## [Aim of the task]
Search the records for the string "neck". Copy each line where it occurs.
+--
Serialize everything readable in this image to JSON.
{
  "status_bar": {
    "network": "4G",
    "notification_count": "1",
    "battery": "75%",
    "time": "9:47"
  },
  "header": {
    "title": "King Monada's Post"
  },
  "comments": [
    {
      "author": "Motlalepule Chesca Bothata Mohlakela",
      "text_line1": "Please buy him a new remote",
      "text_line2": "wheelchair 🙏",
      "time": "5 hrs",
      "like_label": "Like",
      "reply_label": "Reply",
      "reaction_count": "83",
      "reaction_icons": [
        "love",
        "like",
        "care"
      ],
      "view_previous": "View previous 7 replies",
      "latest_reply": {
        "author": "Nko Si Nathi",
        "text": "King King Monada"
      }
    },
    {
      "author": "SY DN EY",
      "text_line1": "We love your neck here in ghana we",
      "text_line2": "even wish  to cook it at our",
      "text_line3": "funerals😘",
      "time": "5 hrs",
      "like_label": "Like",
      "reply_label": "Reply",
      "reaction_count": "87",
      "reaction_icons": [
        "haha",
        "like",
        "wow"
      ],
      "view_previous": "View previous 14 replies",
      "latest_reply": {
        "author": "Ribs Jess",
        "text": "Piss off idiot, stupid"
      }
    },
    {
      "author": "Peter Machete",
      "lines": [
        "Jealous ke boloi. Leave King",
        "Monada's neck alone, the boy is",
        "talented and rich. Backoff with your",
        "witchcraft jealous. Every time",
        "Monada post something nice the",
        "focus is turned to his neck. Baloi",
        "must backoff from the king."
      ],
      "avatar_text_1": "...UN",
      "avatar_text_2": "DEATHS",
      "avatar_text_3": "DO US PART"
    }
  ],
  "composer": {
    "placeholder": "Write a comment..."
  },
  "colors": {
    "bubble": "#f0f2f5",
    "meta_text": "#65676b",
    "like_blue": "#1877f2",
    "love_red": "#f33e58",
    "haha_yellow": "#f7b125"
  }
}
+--
## [Exercise output]
      "text_line1": "We love your neck here in ghana we",
        "Monada's neck alone, the boy is",
        "focus is turned to his neck. Baloi",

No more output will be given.